The oldest fossil human cranium in the cave of Aroeira, Portugal was found, representing also the westernmost human fossil ever found in Europe from the middle Pleistocene epoch, being about 400000 years old.
According to the researchers the remains of the individual can be associated with the Acheulean stone tool industry, on the basis of faunal remains and stone tools, including numerous bifacial handaxes, found at the site. The Aroeria cranium increases the anatomical diversity in the human fossil record from this time period, suggesting different populations showed somewhat different combinations of features.
The cranium was found during excavations in the season of 2014 at the site. It was removed from the site in a large, solid block, transported to the restoration laboratory at the Centro de Investigacion sobre la Evolucion y Comportamiento Humanos, a paleoanthropology research centre in Madrid. It took two years to prepare and extract the remains. The process involved archaeologists who have excavated at the site for many years, the preparator who removed the fossil from its surrounding breccia, researchers who CT scanned the specimen and made virtual reconstructions and the anthropologists who studied the fossil.

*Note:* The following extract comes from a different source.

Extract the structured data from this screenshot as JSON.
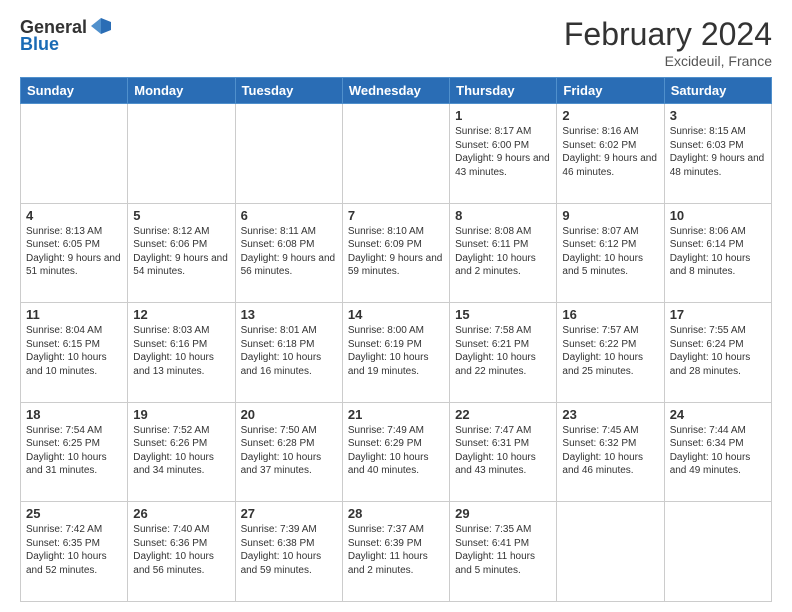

(after Rolf Quam, Javier Trueba, PhysOrg & Popular Archaeology)